As a kid, I raised rats & mice to sell back to pet stores; also had every other critter possible at one point or other. I’m going to make a quick guess here that aside from that wheel there is probably a water bottle and a simple shelter (paper towel roll, cardboard box, etc…) and maybe a food bowl, if you bother with one, in the cage or screened aquarium the rodent resides in. You may have noticed as I did that catching that little sucker in the wheel is harder than grasping it in a corner or in its box. So did it. Also, even when cornered and your hand is closing as you catch it in a corner, its legs keep moving while they can; even if you lift it by the tail. The wheel is as good an option of somewhere to run as it has. Wherever it runs, it will keep running if it can. To answer your question straightly IMO: they ain’t that stupid; they just can’t do much else.

Well, we humans keep putting on the monkey suit every day, and driving for an hour to sit in a cubicle and talk to a computer, and do it over and over even though we’re not getting anywhere, and we’re supposedly much smarter than mice, so my guess would be…no.

if people use treadmills for exercise then why can’t they.

So you’re saying hamsters only do it to keep weight off?

Why do you think we call it the Rat Race?

The problem with the rat race is: even if you win, you’re still a rat. :slight_smile:

[Bolding Mine]

You need to talk to the people who told you to sit in the cubicle. They are supposed to give you a paycheck (reward) for your effort.

And at the very least hide your red stapler.


When I had hamsters as a kid, I studied them as they ran in their wheel. I noticed that the dumb ones would just run for a period of time, then get out. The smarter male hamsters would stop, check their map, then continue. The smarter female hamsters would stop and ask directions.

Welcome! :smiley:

I see a business opportunity here, GPS for hamsters.

I’d say they just enjoy it. Dogs enjoy running in a wheel, why not hamsters?

I’m wondering just how anyone could ascertain that a hamster or a mouse knows something like that. Consequently, I’m wondering how someone here could answer that question.

Ah, but the “reward” is like the pellets you give a hamster: it’s juuuuuuust enough to keep you alive and functional, and to pay for the maintenance of the monkey suit and the transportation to get you from your burrow to your cage and back each day.

So you never get anywhere, in the sense that you never can save anything and each day, you wind up in the same cubicle, running on the same wheel.

Yes, I’m heinously mixing the two metaphors.

I suspect the rat, though, runs out of boredom more than anything else. This could be empirically tested by giving rats tiny little remotes and 120 channels of cable TV (with premium channels, of course). NOW let’s see how long they run on that frickin’ wheel.

They’re pretending to fly.

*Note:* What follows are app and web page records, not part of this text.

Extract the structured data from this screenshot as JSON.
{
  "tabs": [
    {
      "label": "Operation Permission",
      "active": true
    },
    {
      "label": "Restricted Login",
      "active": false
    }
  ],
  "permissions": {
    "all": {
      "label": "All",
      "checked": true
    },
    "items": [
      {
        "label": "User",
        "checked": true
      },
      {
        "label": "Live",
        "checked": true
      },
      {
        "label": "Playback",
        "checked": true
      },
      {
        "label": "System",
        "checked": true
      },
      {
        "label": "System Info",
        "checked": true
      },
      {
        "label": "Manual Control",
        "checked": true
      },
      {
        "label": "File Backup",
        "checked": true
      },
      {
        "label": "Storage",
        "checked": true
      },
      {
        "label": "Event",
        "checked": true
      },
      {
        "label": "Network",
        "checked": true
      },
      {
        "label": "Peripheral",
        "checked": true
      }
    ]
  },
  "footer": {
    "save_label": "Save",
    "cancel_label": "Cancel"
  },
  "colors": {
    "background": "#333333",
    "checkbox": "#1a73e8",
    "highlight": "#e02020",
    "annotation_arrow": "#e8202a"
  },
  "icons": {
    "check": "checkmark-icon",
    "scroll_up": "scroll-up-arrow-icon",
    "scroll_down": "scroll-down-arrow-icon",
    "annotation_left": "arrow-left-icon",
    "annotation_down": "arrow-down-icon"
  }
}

By testing response under different conditions. If a rodent runs on the wheel in response to a threat of predation, it’s pretty evident that it thinks it’s getting somewhere, because otherwise the response makes no sense. So the OP may have answered his/her own question.

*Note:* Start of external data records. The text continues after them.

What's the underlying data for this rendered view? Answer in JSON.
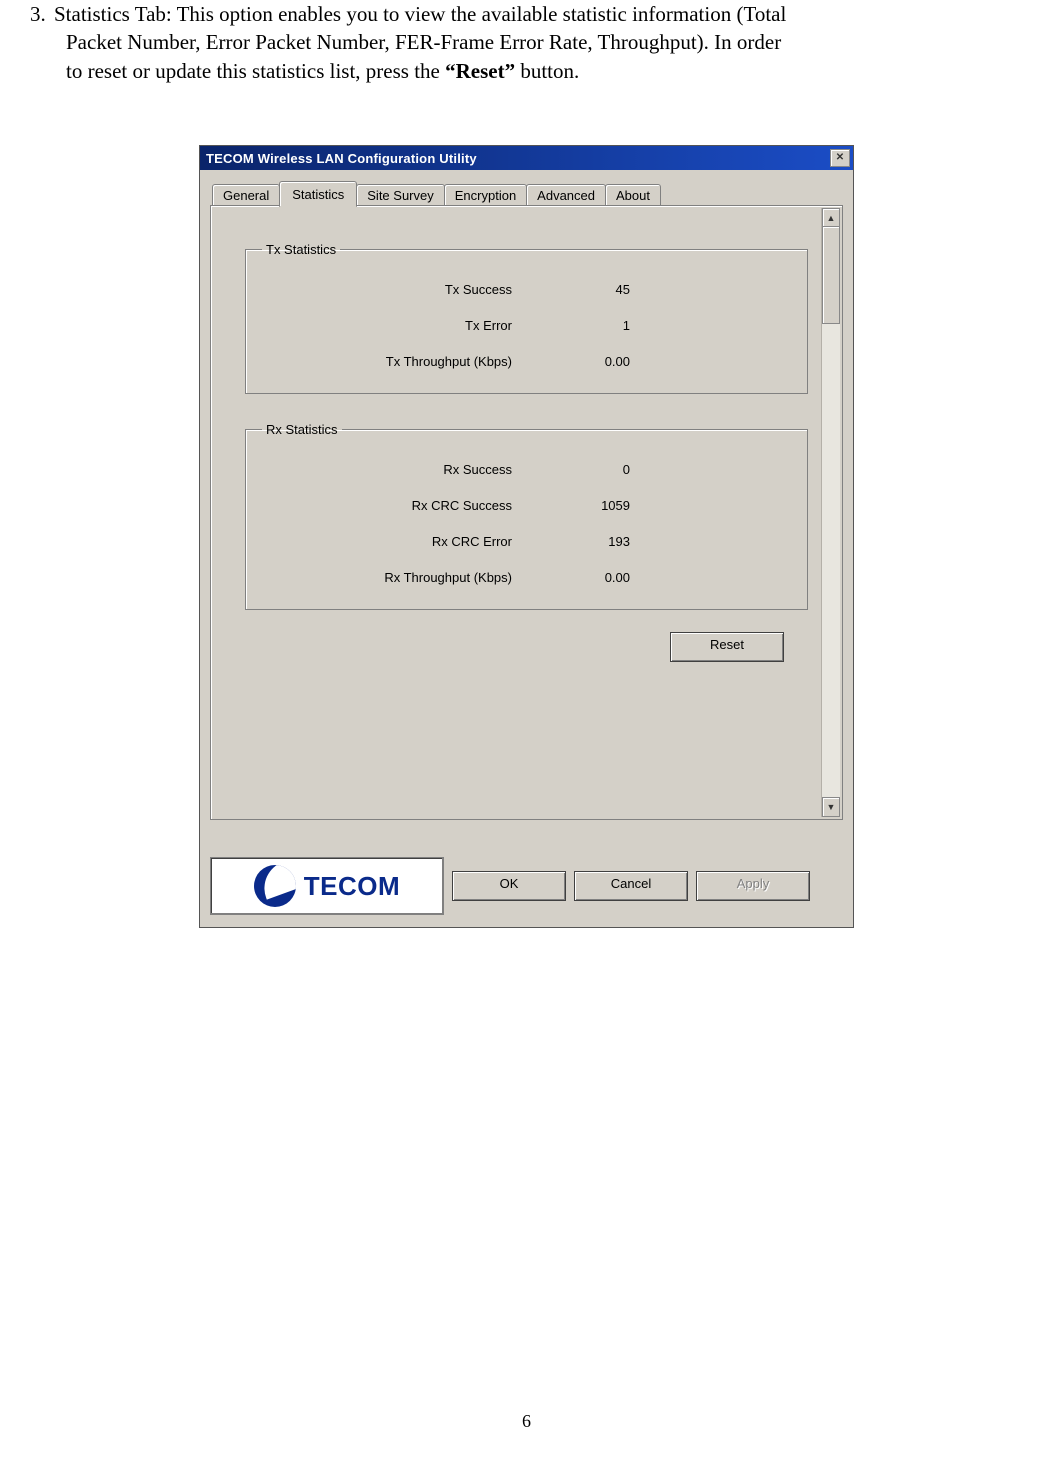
{
  "doc": {
    "item_number": "3.",
    "intro_p1": "Statistics Tab: This option enables you to view the available statistic information (Total",
    "intro_p2": "Packet Number, Error Packet Number, FER-Frame Error Rate, Throughput). In order",
    "intro_p3_a": "to reset or update this statistics list, press the ",
    "intro_bold": "“Reset”",
    "intro_p3_b": " button.",
    "page_number": "6"
  },
  "dialog": {
    "title": "TECOM Wireless LAN Configuration Utility",
    "close_glyph": "✕",
    "scroll_up_glyph": "▲",
    "scroll_down_glyph": "▼",
    "tabs": {
      "general": "General",
      "statistics": "Statistics",
      "site_survey": "Site Survey",
      "encryption": "Encryption",
      "advanced": "Advanced",
      "about": "About"
    },
    "tx_legend": "Tx Statistics",
    "rx_legend": "Rx Statistics",
    "tx": {
      "success_label": "Tx Success",
      "success_value": "45",
      "error_label": "Tx Error",
      "error_value": "1",
      "throughput_label": "Tx Throughput (Kbps)",
      "throughput_value": "0.00"
    },
    "rx": {
      "success_label": "Rx Success",
      "success_value": "0",
      "crc_success_label": "Rx CRC Success",
      "crc_success_value": "1059",
      "crc_error_label": "Rx CRC Error",
      "crc_error_value": "193",
      "throughput_label": "Rx Throughput (Kbps)",
      "throughput_value": "0.00"
    },
    "buttons": {
      "reset": "Reset",
      "ok": "OK",
      "cancel": "Cancel",
      "apply": "Apply"
    },
    "logo_text": "TECOM"
  }
}
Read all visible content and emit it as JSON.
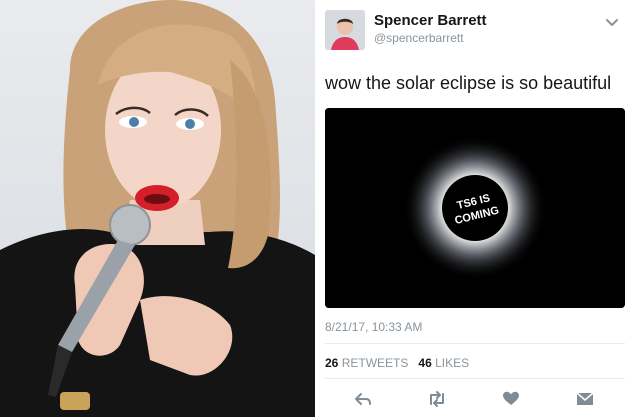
{
  "tweet": {
    "display_name": "Spencer Barrett",
    "handle": "@spencerbarrett",
    "text": "wow the solar eclipse is so beautiful",
    "image_text_line1": "TS6 IS",
    "image_text_line2": "COMING",
    "timestamp": "8/21/17, 10:33 AM",
    "retweets_count": "26",
    "retweets_label": "RETWEETS",
    "likes_count": "46",
    "likes_label": "LIKES"
  },
  "icons": {
    "caret": "chevron-down-icon",
    "reply": "reply-icon",
    "retweet": "retweet-icon",
    "like": "heart-icon",
    "message": "envelope-icon"
  },
  "colors": {
    "text": "#14171a",
    "muted": "#8a949c",
    "action_icon": "#7f8b95"
  }
}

That would only illustrate running as a fear response, wouldn’t it? It doesn’t answer the question of whether the hamster knows it’s not getting anywhere in the absence of a threat.

I could imagine more tests. For example, if rodents run more when their cage is empty of food, then they (probably) think they’re moving somewhere to where they might find food. Conversely, if they slacken running after long periods of time with the same cage/wheel, that might indicate that they have figured out they aren’t getting anywhere.

Mind you, I have no idea whether anyone has run any of these tests. But I do think there are ways to get inside the rodent mind.

I think that in the OP scenario, the question does refer to a fear response. The approaching hand is a threat. Ya?